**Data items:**
++++

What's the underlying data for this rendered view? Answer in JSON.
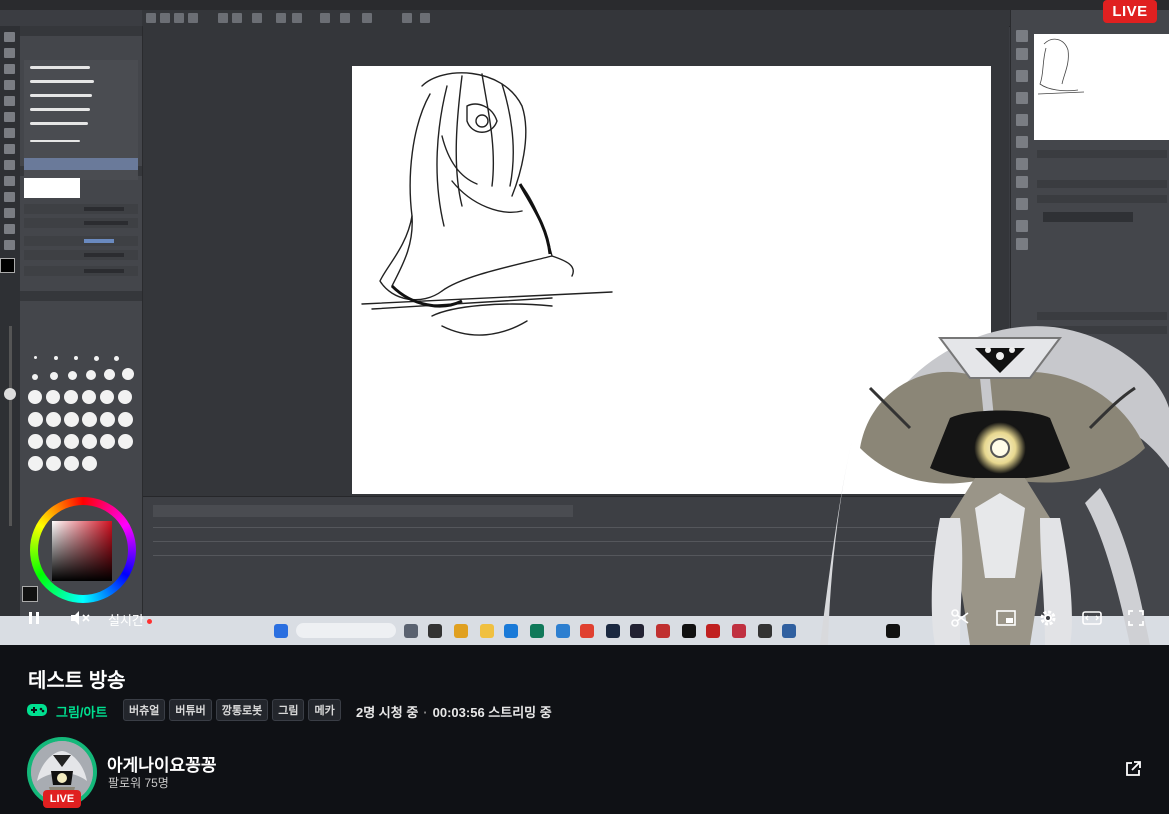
{
  "player": {
    "live_badge": "LIVE",
    "realtime_label": "실시간",
    "controls": {
      "pause": "pause-icon",
      "mute": "mute-icon",
      "clip": "scissors-icon",
      "pip": "picture-in-picture-icon",
      "settings": "gear-icon",
      "theater": "theater-mode-icon",
      "fullscreen": "fullscreen-icon"
    }
  },
  "stream": {
    "title": "테스트 방송",
    "category": "그림/아트",
    "tags": [
      "버츄얼",
      "버튜버",
      "깡통로봇",
      "그림",
      "메카"
    ],
    "viewers": "2명 시청 중",
    "uptime": "00:03:56 스트리밍 중"
  },
  "channel": {
    "name": "아게나이요꽁꽁",
    "followers": "팔로워 75명",
    "live_badge": "LIVE"
  },
  "colors": {
    "live_red": "#e02020",
    "category_green": "#00e090",
    "avatar_ring": "#14b87a",
    "page_bg": "#0f1115"
  }
}
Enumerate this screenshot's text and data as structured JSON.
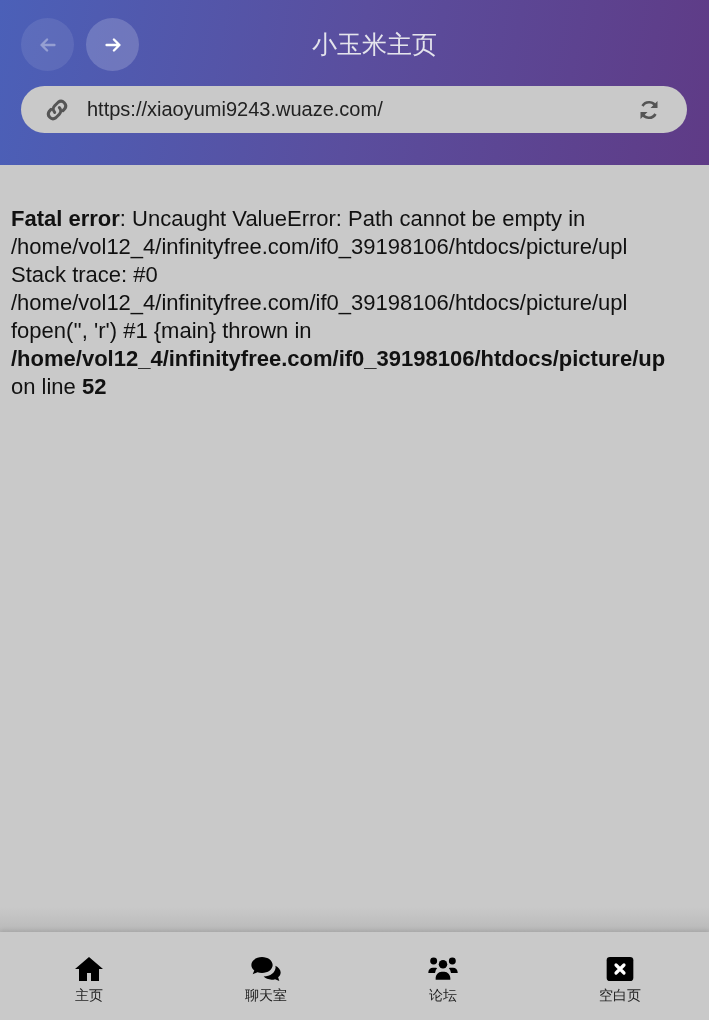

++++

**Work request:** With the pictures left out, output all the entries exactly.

**Result of the exercise:**
What's the underlying data for this rendered view? Answer in JSON.
{
  "player": {
    "live_badge": "LIVE",
    "realtime_label": "실시간",
    "controls": {
      "pause": "pause-icon",
      "mute": "mute-icon",
      "clip": "scissors-icon",
      "pip": "picture-in-picture-icon",
      "settings": "gear-icon",
      "theater": "theater-mode-icon",
      "fullscreen": "fullscreen-icon"
    }
  },
  "stream": {
    "title": "테스트 방송",
    "category": "그림/아트",
    "tags": [
      "버츄얼",
      "버튜버",
      "깡통로봇",
      "그림",
      "메카"
    ],
    "viewers": "2명 시청 중",
    "uptime": "00:03:56 스트리밍 중"
  },
  "channel": {
    "name": "아게나이요꽁꽁",
    "followers": "팔로워 75명",
    "live_badge": "LIVE"
  },
  "colors": {
    "live_red": "#e02020",
    "category_green": "#00e090",
    "avatar_ring": "#14b87a",
    "page_bg": "#0f1115"
  }
}
Enumerate this screenshot's text and data as structured JSON.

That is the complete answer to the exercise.